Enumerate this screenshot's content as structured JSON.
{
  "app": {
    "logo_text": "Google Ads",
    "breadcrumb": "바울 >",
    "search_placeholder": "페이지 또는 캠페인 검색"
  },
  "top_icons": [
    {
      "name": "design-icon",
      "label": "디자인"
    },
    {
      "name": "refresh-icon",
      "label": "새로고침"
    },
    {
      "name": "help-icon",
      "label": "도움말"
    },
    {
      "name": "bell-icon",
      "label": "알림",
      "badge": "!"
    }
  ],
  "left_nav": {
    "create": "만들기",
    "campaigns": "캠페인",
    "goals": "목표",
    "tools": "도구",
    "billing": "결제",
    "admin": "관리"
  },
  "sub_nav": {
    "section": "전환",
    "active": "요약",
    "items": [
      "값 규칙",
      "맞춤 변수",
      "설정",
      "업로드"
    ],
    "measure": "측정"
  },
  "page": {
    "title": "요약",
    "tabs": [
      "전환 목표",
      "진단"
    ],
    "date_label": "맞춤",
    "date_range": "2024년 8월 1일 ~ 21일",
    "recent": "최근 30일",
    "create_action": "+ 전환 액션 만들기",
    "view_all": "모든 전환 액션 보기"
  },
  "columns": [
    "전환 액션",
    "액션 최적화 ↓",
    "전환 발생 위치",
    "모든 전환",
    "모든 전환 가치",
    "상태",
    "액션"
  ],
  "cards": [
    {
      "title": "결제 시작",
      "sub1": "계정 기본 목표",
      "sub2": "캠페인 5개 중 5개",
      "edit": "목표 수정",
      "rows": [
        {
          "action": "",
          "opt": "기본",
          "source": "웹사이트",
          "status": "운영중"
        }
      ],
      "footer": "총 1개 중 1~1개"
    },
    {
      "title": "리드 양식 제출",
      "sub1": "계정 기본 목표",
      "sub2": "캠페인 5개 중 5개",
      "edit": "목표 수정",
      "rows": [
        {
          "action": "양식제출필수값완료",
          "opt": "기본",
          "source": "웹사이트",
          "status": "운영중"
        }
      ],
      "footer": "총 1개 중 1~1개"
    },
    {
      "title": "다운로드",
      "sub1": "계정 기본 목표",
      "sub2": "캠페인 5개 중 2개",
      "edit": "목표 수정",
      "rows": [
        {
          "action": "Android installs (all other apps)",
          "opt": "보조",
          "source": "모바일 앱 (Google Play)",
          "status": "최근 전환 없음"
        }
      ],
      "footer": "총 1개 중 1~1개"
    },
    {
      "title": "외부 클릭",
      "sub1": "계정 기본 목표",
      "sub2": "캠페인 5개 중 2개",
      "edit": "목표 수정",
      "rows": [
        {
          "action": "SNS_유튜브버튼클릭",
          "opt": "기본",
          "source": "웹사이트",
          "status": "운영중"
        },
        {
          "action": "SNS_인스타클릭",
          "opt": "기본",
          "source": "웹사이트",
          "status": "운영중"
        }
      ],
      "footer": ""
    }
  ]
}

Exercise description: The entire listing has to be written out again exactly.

Answer below:
Enumerate this screenshot's content as structured JSON.
{
  "app": {
    "logo_text": "Google Ads",
    "breadcrumb": "바울 >",
    "search_placeholder": "페이지 또는 캠페인 검색"
  },
  "top_icons": [
    {
      "name": "design-icon",
      "label": "디자인"
    },
    {
      "name": "refresh-icon",
      "label": "새로고침"
    },
    {
      "name": "help-icon",
      "label": "도움말"
    },
    {
      "name": "bell-icon",
      "label": "알림",
      "badge": "!"
    }
  ],
  "left_nav": {
    "create": "만들기",
    "campaigns": "캠페인",
    "goals": "목표",
    "tools": "도구",
    "billing": "결제",
    "admin": "관리"
  },
  "sub_nav": {
    "section": "전환",
    "active": "요약",
    "items": [
      "값 규칙",
      "맞춤 변수",
      "설정",
      "업로드"
    ],
    "measure": "측정"
  },
  "page": {
    "title": "요약",
    "tabs": [
      "전환 목표",
      "진단"
    ],
    "date_label": "맞춤",
    "date_range": "2024년 8월 1일 ~ 21일",
    "recent": "최근 30일",
    "create_action": "+ 전환 액션 만들기",
    "view_all": "모든 전환 액션 보기"
  },
  "columns": [
    "전환 액션",
    "액션 최적화 ↓",
    "전환 발생 위치",
    "모든 전환",
    "모든 전환 가치",
    "상태",
    "액션"
  ],
  "cards": [
    {
      "title": "결제 시작",
      "sub1": "계정 기본 목표",
      "sub2": "캠페인 5개 중 5개",
      "edit": "목표 수정",
      "rows": [
        {
          "action": "",
          "opt": "기본",
          "source": "웹사이트",
          "status": "운영중"
        }
      ],
      "footer": "총 1개 중 1~1개"
    },
    {
      "title": "리드 양식 제출",
      "sub1": "계정 기본 목표",
      "sub2": "캠페인 5개 중 5개",
      "edit": "목표 수정",
      "rows": [
        {
          "action": "양식제출필수값완료",
          "opt": "기본",
          "source": "웹사이트",
          "status": "운영중"
        }
      ],
      "footer": "총 1개 중 1~1개"
    },
    {
      "title": "다운로드",
      "sub1": "계정 기본 목표",
      "sub2": "캠페인 5개 중 2개",
      "edit": "목표 수정",
      "rows": [
        {
          "action": "Android installs (all other apps)",
          "opt": "보조",
          "source": "모바일 앱 (Google Play)",
          "status": "최근 전환 없음"
        }
      ],
      "footer": "총 1개 중 1~1개"
    },
    {
      "title": "외부 클릭",
      "sub1": "계정 기본 목표",
      "sub2": "캠페인 5개 중 2개",
      "edit": "목표 수정",
      "rows": [
        {
          "action": "SNS_유튜브버튼클릭",
          "opt": "기본",
          "source": "웹사이트",
          "status": "운영중"
        },
        {
          "action": "SNS_인스타클릭",
          "opt": "기본",
          "source": "웹사이트",
          "status": "운영중"
        }
      ],
      "footer": ""
    }
  ]
}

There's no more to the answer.